*Data supplied*.
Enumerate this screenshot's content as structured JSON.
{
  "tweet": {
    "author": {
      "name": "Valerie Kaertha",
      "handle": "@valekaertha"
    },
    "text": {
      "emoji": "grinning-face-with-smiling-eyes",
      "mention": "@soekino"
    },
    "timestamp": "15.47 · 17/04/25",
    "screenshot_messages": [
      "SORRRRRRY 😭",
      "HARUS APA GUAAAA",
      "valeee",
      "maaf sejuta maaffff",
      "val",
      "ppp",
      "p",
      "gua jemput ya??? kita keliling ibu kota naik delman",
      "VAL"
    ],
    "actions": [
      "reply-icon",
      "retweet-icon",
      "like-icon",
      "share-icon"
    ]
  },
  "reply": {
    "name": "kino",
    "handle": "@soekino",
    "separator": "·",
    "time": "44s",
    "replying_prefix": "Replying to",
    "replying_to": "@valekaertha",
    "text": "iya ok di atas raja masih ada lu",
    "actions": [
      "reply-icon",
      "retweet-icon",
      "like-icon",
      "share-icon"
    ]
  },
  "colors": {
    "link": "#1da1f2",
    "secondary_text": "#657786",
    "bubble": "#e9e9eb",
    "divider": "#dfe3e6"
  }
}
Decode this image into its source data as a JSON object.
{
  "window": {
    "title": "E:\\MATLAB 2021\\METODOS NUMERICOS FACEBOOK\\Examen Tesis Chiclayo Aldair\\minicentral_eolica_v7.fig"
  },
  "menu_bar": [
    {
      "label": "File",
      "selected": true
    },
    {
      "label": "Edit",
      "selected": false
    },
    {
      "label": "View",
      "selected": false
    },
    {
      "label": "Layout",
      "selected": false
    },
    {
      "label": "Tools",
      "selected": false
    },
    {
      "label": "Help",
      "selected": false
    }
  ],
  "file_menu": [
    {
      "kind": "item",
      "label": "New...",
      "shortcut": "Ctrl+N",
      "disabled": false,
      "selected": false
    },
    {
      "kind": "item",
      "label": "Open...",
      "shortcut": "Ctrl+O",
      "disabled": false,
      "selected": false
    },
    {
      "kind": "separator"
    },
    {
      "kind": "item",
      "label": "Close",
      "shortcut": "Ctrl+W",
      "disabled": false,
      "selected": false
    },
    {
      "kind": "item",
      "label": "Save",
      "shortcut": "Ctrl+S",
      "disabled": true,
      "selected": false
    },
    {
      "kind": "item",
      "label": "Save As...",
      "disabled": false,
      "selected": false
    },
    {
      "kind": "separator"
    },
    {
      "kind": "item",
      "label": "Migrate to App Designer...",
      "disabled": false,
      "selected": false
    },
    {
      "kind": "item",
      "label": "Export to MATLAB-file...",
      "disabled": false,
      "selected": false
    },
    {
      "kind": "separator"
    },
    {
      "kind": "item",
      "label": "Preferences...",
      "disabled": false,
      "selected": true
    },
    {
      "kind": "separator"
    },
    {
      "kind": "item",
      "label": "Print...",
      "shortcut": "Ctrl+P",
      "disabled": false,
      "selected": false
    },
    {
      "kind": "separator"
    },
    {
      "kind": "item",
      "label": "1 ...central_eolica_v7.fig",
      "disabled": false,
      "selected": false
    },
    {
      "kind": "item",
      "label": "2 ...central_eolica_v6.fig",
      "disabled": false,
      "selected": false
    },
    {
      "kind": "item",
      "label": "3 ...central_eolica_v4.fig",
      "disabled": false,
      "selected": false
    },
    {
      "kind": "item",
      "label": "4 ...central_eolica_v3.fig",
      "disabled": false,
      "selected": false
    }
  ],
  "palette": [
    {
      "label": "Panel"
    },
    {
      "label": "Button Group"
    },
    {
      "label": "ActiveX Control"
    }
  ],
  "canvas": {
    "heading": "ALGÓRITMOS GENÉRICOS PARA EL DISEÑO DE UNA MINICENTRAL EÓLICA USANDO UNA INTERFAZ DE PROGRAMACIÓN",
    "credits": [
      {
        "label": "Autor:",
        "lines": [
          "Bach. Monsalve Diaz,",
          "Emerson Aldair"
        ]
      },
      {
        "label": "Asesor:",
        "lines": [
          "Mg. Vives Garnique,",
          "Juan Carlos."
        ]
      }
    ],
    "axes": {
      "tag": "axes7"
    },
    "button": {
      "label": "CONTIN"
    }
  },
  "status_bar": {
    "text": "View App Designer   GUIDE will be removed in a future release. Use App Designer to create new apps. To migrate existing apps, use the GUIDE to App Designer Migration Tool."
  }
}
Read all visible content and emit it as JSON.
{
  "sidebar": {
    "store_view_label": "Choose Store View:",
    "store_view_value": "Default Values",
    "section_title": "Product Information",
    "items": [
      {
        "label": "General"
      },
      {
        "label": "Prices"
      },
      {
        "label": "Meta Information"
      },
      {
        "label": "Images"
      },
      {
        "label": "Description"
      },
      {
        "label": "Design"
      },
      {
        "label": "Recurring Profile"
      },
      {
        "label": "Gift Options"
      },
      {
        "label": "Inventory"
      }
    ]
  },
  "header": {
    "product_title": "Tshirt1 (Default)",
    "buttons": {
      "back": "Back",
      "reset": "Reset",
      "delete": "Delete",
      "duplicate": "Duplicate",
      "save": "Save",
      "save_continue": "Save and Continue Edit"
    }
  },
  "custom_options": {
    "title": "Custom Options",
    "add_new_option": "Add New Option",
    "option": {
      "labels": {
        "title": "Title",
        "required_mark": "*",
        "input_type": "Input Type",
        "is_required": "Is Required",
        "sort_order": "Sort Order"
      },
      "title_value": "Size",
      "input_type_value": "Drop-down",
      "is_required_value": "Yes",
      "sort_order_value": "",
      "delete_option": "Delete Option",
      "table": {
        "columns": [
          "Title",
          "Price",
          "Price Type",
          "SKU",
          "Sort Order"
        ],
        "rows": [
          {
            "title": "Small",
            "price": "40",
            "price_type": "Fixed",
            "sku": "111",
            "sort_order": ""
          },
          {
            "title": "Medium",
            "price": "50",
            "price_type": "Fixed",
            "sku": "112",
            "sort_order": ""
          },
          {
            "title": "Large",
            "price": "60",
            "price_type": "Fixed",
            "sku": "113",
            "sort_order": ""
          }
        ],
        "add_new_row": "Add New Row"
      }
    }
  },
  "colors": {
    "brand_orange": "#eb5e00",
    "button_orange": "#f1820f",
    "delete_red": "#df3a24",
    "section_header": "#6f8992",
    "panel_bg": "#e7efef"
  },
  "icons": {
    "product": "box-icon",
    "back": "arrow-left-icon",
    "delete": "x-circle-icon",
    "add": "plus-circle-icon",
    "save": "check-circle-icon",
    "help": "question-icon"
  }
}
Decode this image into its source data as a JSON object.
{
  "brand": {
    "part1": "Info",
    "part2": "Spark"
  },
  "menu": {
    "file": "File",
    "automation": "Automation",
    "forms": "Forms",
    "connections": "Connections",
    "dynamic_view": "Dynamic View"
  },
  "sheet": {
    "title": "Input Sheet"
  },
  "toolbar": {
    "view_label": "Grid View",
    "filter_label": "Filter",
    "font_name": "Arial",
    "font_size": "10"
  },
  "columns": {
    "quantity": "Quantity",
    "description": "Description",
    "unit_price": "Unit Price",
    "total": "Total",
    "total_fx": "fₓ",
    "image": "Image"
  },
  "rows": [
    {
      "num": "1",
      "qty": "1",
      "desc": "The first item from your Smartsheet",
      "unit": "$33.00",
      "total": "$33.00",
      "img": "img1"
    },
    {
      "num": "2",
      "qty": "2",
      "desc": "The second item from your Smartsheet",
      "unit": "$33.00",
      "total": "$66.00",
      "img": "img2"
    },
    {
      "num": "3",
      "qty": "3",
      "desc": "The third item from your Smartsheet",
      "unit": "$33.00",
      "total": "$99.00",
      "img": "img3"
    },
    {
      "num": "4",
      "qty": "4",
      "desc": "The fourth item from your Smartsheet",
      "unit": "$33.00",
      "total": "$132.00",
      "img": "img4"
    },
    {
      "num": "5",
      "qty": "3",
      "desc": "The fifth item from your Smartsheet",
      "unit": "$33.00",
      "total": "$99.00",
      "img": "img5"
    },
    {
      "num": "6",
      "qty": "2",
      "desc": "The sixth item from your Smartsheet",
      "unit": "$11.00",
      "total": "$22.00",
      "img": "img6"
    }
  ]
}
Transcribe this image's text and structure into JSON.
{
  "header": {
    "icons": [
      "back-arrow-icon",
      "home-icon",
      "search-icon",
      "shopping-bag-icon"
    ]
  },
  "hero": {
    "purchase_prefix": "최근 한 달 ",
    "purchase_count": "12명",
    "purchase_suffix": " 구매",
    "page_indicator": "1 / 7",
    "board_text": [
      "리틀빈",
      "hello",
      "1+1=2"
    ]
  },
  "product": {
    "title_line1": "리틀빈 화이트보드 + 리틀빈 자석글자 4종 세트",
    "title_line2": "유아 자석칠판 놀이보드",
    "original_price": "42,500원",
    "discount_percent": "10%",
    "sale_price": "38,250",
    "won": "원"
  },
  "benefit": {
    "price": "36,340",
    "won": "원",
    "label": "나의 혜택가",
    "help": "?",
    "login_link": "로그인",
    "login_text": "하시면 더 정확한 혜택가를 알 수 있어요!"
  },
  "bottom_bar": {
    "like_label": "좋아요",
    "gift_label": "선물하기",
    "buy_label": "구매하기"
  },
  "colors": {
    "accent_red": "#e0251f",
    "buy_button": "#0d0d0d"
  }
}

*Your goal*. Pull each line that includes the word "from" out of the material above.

*Exercise output*.
      "desc": "The first item from your Smartsheet",
      "desc": "The second item from your Smartsheet",
      "desc": "The third item from your Smartsheet",
      "desc": "The fourth item from your Smartsheet",
      "desc": "The fifth item from your Smartsheet",
      "desc": "The sixth item from your Smartsheet",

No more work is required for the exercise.